Title

Laser surgery for glaucoma

Document Type

Article

Department

General Surgery (East Africa)

Abstract

The glaucomas constitute a group of chronic progressive diseases of the optic nerve which, if not treated, can lead to visual field loss and blindness. Open-angle glaucoma is a leading cause of irreversible blindness throughout the world, with the exception of China, where angle closure is a common cause of glaucoma. Elevated intraocular pressure is clearly the most identifiable causative risk factor for glaucomatous optic atrophy, and decreasing pressure has been shown to halt or slow progression of the disease. The lowering of elevated intraocular pressure can be performed by use of hypotensive eye drops, incisional surgery, or various types of laser treatments.

Laser procedures commonly used for various forms of glaucoma include argon laser trabeculoplasty, selective laser trabeculoplasty, peripheral laser iridotomy, and laser iridoplasty. Argon laser trabeculoplasty and selective laser trabeculoplasty treatments are directed at the trabecular meshwork in open-angle glaucoma with aim of improving aqueous outflow. Peripheral laser iridotomy and iridoplasty aim to modulate the configuration of the peripheral iris in various forms of angleclosure glaucoma. A distinct advantage of lasers over medical and surgical options is the absence of most of the ocular and systemic adverse effects associated with medication and far fewer serious complications when compared with more invasive intraocular glaucoma procedures (eg, trabeculectomy, aqueous drainage devices).
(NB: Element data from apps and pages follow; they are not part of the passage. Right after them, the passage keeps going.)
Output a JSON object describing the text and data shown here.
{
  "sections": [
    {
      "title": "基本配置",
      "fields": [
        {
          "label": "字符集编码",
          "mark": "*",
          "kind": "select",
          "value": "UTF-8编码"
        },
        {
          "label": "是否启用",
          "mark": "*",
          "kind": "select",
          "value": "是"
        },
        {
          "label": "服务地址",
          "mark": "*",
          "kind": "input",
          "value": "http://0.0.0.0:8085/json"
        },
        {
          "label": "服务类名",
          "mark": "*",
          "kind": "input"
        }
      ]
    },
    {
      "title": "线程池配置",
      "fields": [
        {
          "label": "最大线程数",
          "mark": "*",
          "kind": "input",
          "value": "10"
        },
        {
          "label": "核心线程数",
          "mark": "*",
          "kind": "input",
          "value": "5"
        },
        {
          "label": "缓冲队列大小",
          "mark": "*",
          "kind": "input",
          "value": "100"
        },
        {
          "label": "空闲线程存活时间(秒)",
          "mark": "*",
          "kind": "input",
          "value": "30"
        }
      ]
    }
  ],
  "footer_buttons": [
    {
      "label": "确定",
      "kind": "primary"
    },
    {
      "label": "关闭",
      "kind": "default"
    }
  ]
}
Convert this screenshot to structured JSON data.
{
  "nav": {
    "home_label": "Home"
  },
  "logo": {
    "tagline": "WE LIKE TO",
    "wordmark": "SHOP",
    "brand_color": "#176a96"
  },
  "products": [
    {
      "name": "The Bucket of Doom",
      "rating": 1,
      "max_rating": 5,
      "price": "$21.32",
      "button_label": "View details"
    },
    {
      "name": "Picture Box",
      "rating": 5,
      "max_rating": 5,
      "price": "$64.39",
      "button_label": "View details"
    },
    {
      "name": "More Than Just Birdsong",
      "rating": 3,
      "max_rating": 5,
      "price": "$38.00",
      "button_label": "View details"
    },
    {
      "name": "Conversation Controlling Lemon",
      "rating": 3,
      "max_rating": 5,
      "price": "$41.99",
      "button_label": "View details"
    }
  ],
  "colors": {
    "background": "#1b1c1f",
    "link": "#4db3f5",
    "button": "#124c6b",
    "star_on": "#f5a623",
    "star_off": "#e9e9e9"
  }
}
This article will describe the indications, mechanisms, technique, and possible complications for these procedures. Evidence will be presented to define the role of these lasers in the overall management of glaucoma.

Cyclophotocoagulation is a laser treatment that suppresses aqueous production by causing damage to the ciliary body. It can be applied ab externo (transscleral) or ab interno (eg, endoscopic). This type of laser treatment will not be dealt with in this article.

Publication

Techniques in Ophthalmology

Creative Commons License

Creative Commons Attribution-Noncommercial 3.0 License
This work is licensed under a Creative Commons Attribution-Noncommercial 3.0 License